PAVEL ZOUBOK GALLERY invites you to an exhibition of new mixed-media collages by DON JOINT that combine painterly abstraction with images appropriated from Japanese woodblock prints and Americana.
DON JOINT’s newest series, Waldameer, is a visual return to the artist’s boyhood memories of the historic Pennsylvania amusement park of the same name (the tenth oldest in America). Joint’s gestural washes of paint and ink create a magical atmosphere, a floating world in which carnivalesque images of clowns, toys, animals, rides and games combine with visual evocations of Japanese culture –– a poetic conceit inspired by the artist’s childhood musings on the phrase “Made in Japan”, stamped onto every colorful toy prize won at the amusement park.
In his introductory essay to the exhibition catalogue, critic David Coggins writes:
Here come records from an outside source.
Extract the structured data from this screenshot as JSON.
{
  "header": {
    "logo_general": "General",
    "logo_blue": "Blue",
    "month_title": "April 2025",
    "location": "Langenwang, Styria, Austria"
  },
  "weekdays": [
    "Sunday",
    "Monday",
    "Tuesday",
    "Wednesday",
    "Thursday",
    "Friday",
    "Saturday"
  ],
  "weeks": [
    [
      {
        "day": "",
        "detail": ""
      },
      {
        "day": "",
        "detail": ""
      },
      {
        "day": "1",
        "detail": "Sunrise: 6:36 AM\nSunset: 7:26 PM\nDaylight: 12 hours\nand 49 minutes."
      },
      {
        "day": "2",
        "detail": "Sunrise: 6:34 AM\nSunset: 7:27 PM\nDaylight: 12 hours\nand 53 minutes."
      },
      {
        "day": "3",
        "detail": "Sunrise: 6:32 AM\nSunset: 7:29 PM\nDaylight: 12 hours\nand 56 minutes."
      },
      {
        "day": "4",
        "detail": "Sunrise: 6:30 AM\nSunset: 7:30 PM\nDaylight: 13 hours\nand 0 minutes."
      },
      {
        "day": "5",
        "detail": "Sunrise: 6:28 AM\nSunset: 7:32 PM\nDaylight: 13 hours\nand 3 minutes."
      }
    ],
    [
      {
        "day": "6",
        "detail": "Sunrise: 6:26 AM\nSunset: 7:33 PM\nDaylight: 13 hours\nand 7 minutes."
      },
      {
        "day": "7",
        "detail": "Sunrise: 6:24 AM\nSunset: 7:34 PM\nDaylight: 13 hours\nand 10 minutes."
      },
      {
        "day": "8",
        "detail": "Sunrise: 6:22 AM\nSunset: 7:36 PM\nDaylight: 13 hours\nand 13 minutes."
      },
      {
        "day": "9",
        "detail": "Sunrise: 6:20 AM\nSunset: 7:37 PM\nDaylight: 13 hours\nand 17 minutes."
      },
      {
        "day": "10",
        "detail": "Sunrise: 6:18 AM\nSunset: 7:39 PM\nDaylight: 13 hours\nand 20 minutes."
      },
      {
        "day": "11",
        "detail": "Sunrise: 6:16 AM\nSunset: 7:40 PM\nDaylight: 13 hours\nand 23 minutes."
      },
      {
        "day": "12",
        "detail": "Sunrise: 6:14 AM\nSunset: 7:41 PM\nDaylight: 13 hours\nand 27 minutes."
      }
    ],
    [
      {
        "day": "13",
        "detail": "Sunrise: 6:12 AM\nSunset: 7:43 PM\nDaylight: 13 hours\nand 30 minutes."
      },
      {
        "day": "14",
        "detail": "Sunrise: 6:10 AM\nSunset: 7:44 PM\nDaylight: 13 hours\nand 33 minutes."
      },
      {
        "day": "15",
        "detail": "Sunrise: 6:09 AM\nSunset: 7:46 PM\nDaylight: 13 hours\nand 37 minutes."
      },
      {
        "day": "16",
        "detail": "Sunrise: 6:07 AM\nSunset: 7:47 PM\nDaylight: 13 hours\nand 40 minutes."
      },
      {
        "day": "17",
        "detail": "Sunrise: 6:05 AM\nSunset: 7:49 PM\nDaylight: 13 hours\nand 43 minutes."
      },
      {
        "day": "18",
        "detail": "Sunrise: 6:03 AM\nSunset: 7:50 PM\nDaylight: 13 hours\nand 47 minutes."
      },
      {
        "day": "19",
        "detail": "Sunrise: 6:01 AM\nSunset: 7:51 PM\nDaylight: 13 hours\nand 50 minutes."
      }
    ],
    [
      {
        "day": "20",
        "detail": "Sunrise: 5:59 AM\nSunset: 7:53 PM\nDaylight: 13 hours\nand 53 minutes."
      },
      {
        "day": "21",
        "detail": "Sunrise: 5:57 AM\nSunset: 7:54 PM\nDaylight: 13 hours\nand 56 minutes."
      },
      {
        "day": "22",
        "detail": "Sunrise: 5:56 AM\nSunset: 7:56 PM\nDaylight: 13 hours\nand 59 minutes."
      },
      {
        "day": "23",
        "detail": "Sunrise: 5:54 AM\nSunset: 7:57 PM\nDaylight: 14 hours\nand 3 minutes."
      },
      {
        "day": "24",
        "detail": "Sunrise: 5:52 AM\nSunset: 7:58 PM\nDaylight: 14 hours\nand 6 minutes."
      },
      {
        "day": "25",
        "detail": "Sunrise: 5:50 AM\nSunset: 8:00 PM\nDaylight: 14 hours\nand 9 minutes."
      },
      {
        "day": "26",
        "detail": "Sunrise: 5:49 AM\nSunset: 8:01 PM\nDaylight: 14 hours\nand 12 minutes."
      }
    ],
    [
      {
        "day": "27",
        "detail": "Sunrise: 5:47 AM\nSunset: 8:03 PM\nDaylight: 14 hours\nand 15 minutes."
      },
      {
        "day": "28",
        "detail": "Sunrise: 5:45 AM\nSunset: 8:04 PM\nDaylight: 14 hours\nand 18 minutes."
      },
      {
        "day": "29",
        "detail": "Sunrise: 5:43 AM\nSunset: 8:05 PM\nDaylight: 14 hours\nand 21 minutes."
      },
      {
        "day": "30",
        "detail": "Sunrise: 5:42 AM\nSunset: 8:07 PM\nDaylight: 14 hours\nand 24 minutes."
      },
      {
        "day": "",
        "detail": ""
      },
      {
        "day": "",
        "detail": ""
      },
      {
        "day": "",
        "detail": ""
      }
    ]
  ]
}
Don Joint’s collages navigate the elusive territory between wistful memory and physical fact. The effect is both dislocating and reassuring as we witness histories that have improved with time. Precise cuttings from Japanese woodblock prints – of fish, of robed figures, of bicycles – are set against vaporous landscapes. The concrete and unknowable are laid down on heavy paper in tactile elegies to things that cannot be held.
Loosely based on carnival games from his boyhood in Erie, Pennsylvania, this work recalls boardwalks, leisure and the ease of youth. Joint incorporates actual tickets that children collect to claim their prizes, creating an architecture, as it were, from the currency of the fair. With these games as his starting point, Joint evokes spaces and time that exist, perhaps, more naturally in the past. We are not called to witness a simple version of Americana as the artist knew it, but a broader illustration of histories we wish we had.
Waldameer follows two exhibitions of works from this series at the Washington County Museum of Art in Hagerstown, Maryland and Fred (London). Joint has exhibited internationally since 1992. His work is in numerous private and public collections including the Baltimore Museum of Art, the Oklahoma Museum of Art and the Cleveland Museum of Art. The artist lives and works in New York City and Milton, Pennsylvania.
A full-color catalogue with essay by David Coggins accompanies this exhibition.